Every working person pays an income tax (you do not even have to work, you may pay tax on any income, including rent or sale income). This principle applies all around the world, the main difference being how much and to whom the individual pays in tax, particularly if such person works both in the country of his or her residence and in other countries as well.

The tax residence issue is determined based on where the person stays for the most part of the year, i.e. where he or she usually resides. This principle is based on the assumption that the country in which the person usually resides has a better right to collect tax from such person than the country in which the person has an occasional exhibition or performance.

The country of residence is entitled to tax such person’s global income – including income from all other countries. The person earning the income has an unlimited tax liability. At the same time, a country, in which an actress, for example, performs in a theatre production, is only entitled to collect tax on the specific income generated from such performance. The artist has a limited tax liability with respect to the specific taxation of the income at issue.


Some countries have entered into treaties that aim to protect taxpayers against double taxation - the so-called Double Taxation Agreements. The texts of the DTA agreements made between the Czech Republic and other countries can be found on the website of the Ministry of Finance of the Czech Republic. As a matter of convenience, the agreements are usually executed in the official languages of both countries.

International and national tax legislation alike distinguish between different types of income (employment income, business income, income from capital assets etc.). Only some of those distinctions are relevant for visual and performing artists, but even so, the classification of the different types of income has a large impact on the taxation and division of tax-related rights among countries.


An income of a self-employed (freelance) actress from a performance in a foreign theatre production is taxable in the country where the performance is rendered. But the income from royalties for the recording of the performance is taxable in the country where the actress usually resides.

This example also illustrates the fact that the nature of the activity (theatrical performance abroad and administration of intellectual property rights) is fundamental for the legal classification of the issue at hand.

Regrettably, it would be a bit too optimistic to expect that governments will simplify the rules for the sake of artists alone. But on the other hand, the knowledge of a few basic rules will go a long way in avoiding potential problems.

Visual and performing artists who are members of voluntary associations or even business corporations (such limited liability companies), have additional tax-related obligations:

  • The members must identify their shares in profit and report the amount as income in their individual tax returns.
  • When it comes to corporate entities, such as limited liability companies, the corporate income tax is usually settled from the company’s profit, unless the company itself is exempt from tax (a matter of public policy, for example).

A special set of rules applies to the taxation of income from artistic activities that is generated in two or more countries.
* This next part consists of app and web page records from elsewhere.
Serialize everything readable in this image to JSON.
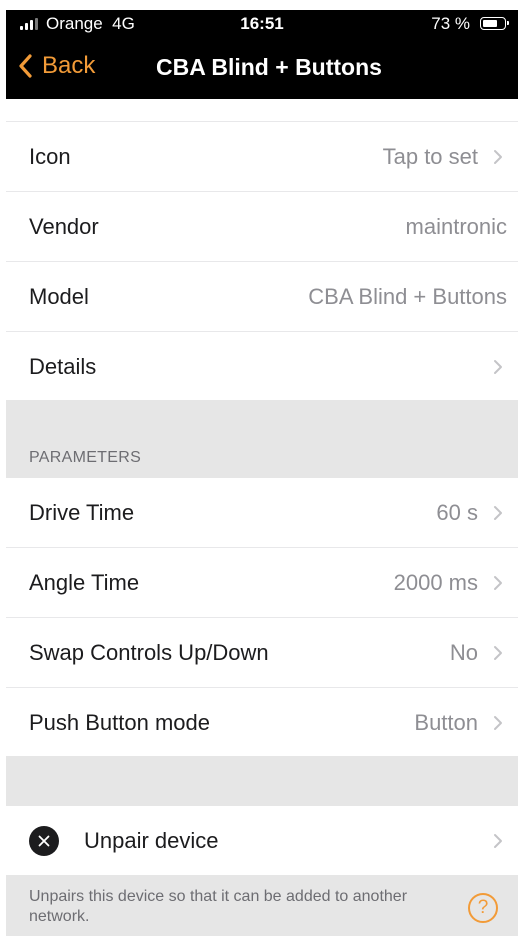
{
  "status": {
    "carrier": "Orange",
    "network": "4G",
    "time": "16:51",
    "battery": "73 %",
    "battery_level": 0.73
  },
  "nav": {
    "back_label": "Back",
    "title": "CBA Blind + Buttons"
  },
  "info_rows": [
    {
      "label": "Icon",
      "value": "Tap to set"
    },
    {
      "label": "Vendor",
      "value": "maintronic"
    },
    {
      "label": "Model",
      "value": "CBA Blind + Buttons"
    },
    {
      "label": "Details",
      "value": ""
    }
  ],
  "parameters": {
    "header": "PARAMETERS",
    "rows": [
      {
        "label": "Drive Time",
        "value": "60 s"
      },
      {
        "label": "Angle Time",
        "value": "2000 ms"
      },
      {
        "label": "Swap Controls Up/Down",
        "value": "No"
      },
      {
        "label": "Push Button mode",
        "value": "Button"
      }
    ]
  },
  "unpair": {
    "label": "Unpair device",
    "footer": "Unpairs this device so that it can be added to another network.",
    "help_glyph": "?"
  },
  "colors": {
    "accent": "#f29b38",
    "secondary_text": "#8e8e93",
    "separator_bg": "#e6e6e6"
  }
}
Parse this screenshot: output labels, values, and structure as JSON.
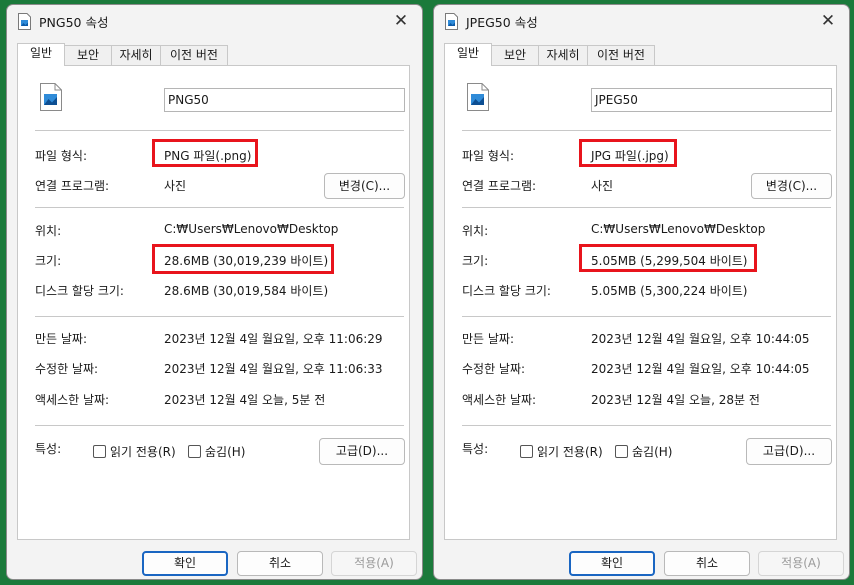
{
  "left": {
    "title": "PNG50 속성",
    "tabs": [
      "일반",
      "보안",
      "자세히",
      "이전 버전"
    ],
    "name": "PNG50",
    "file_type_label": "파일 형식:",
    "file_type": "PNG 파일(.png)",
    "opens_with_label": "연결 프로그램:",
    "opens_with": "사진",
    "change_button": "변경(C)...",
    "location_label": "위치:",
    "location": "C:₩Users₩Lenovo₩Desktop",
    "size_label": "크기:",
    "size": "28.6MB (30,019,239 바이트)",
    "disk_size_label": "디스크 할당 크기:",
    "disk_size": "28.6MB (30,019,584 바이트)",
    "created_label": "만든 날짜:",
    "created": "2023년 12월 4일 월요일, 오후 11:06:29",
    "modified_label": "수정한 날짜:",
    "modified": "2023년 12월 4일 월요일, 오후 11:06:33",
    "accessed_label": "액세스한 날짜:",
    "accessed": "2023년 12월 4일 오늘, 5분 전",
    "attributes_label": "특성:",
    "readonly_label": "읽기 전용(R)",
    "hidden_label": "숨김(H)",
    "advanced_button": "고급(D)...",
    "ok_button": "확인",
    "cancel_button": "취소",
    "apply_button": "적용(A)"
  },
  "right": {
    "title": "JPEG50 속성",
    "tabs": [
      "일반",
      "보안",
      "자세히",
      "이전 버전"
    ],
    "name": "JPEG50",
    "file_type_label": "파일 형식:",
    "file_type": "JPG 파일(.jpg)",
    "opens_with_label": "연결 프로그램:",
    "opens_with": "사진",
    "change_button": "변경(C)...",
    "location_label": "위치:",
    "location": "C:₩Users₩Lenovo₩Desktop",
    "size_label": "크기:",
    "size": "5.05MB (5,299,504 바이트)",
    "disk_size_label": "디스크 할당 크기:",
    "disk_size": "5.05MB (5,300,224 바이트)",
    "created_label": "만든 날짜:",
    "created": "2023년 12월 4일 월요일, 오후 10:44:05",
    "modified_label": "수정한 날짜:",
    "modified": "2023년 12월 4일 월요일, 오후 10:44:05",
    "accessed_label": "액세스한 날짜:",
    "accessed": "2023년 12월 4일 오늘, 28분 전",
    "attributes_label": "특성:",
    "readonly_label": "읽기 전용(R)",
    "hidden_label": "숨김(H)",
    "advanced_button": "고급(D)...",
    "ok_button": "확인",
    "cancel_button": "취소",
    "apply_button": "적용(A)"
  },
  "colors": {
    "desktop_background": "#1b7a3b",
    "highlight_box": "#e8141c",
    "ok_button_border": "#1a66c2"
  },
  "icons": {
    "title": "image-file-icon",
    "file": "image-file-icon",
    "close": "close-icon"
  }
}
Non-residents have only a limited tax liability in such territories, because only the country of their tax residence has the power to tax the global income of its residents (who thus have an unlimited tax liability).
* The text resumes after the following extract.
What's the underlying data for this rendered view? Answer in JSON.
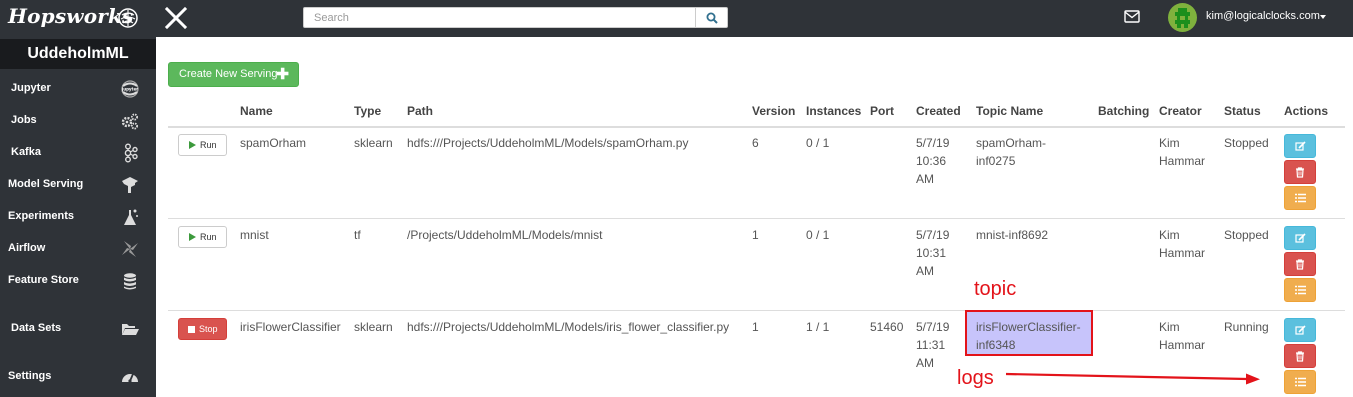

Artists operating on international scale should consider the following issues:

Which country may tax their income if they work in a country other than the country of their residence?

What type of income do they generate by their activities? See the section on income classification for details.

What is the administrative process for collecting the tax? See the section on the process of taxation.


If the stakeholders involved proceed in accordance with OECD Model Tax Convention, a difference is drawn between performing and visual artists. Performing artists are liable to tax at the place where they render the performance, while visual artists are liable to tax in their tax residence. Visual artists who run a studio that satisfies the criteria for a permanent establishment have their income taxed in the tax residence of the permanent establishment. The right to tax the income of artists and athletes is vested in the country, where the performance is rendered, irrespective of whether the artists or the athlete is an employee or a self-employed person. The same course of action is used if the fee (or salary) is paid to the artist’s or athletes’ agent, manager or company.